A recent article in The Wall Street Journal argues against giving up on value investing notwithstanding more than a decade of poor performance.
It contends, however, that there’s more uncertainty about the strategy than there once was because:
- Value investors have never been “ground down for so long;”
- If investors understand value’s “great history,” then they are less likely to overreact to bad news, which would mean that value stocks would become less of a bargain—as evidenced by the fact that value stocks are not especially cheap at the moment (based on price-book ratios).
“The reason for value’s underperformance is hotly debated,” the article notes, “but appears to be in large part because growth stocks have avoided the usual pitfalls.” While historically, growth stocks have been priced at too big a premium, the past decade has seen then beating earnings expectations. “The strong companies have grown stronger, and value investors have missed out on them,” the article reports.
The article explains that the seven years of outperformance value stocks enjoyed after the dot-com bubble attracted investors to the strategy, rendering it less effective.
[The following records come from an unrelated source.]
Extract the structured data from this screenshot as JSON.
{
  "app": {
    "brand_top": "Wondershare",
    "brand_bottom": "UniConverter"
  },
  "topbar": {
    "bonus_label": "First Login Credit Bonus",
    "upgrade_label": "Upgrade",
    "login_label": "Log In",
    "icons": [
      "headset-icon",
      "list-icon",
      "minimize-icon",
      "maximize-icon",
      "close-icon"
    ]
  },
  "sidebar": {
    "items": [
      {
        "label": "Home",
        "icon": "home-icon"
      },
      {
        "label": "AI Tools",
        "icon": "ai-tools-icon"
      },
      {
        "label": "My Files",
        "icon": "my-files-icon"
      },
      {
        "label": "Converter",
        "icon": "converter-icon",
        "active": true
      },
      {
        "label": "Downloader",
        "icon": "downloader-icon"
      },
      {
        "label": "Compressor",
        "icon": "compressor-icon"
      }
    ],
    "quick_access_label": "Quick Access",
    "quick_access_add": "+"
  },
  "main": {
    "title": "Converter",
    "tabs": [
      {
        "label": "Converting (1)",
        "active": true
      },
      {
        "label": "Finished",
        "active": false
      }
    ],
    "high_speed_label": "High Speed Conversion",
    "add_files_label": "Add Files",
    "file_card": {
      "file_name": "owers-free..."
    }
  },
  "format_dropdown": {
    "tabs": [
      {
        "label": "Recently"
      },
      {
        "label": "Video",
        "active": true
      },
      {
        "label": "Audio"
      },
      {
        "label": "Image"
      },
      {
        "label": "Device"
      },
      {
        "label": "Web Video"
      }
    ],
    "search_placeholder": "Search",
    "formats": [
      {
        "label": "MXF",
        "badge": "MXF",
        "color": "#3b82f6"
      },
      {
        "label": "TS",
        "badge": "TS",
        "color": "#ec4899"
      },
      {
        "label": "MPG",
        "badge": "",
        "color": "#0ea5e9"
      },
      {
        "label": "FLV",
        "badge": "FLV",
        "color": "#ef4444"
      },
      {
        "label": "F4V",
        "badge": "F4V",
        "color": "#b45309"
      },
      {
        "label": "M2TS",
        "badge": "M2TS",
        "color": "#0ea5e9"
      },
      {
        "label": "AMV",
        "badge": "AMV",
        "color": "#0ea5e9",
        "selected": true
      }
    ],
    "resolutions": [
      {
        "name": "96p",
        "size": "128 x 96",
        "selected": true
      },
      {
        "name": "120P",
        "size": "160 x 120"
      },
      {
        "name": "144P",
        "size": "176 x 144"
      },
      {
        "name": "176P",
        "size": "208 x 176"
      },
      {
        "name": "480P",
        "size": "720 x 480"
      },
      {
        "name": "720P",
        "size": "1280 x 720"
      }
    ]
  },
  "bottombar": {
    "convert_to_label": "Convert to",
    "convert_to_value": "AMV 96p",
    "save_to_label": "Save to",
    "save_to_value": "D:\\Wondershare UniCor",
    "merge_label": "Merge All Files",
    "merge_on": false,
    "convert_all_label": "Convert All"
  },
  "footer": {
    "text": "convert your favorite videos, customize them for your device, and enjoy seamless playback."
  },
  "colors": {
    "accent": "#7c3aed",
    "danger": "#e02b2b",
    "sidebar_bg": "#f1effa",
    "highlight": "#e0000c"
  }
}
It concludes, “My hope is that the constant disappointment of recent years has driven away enough investors to set up value strategies for a successful future,” but notes that this might be offset by large investors channeling money into the value “factor.”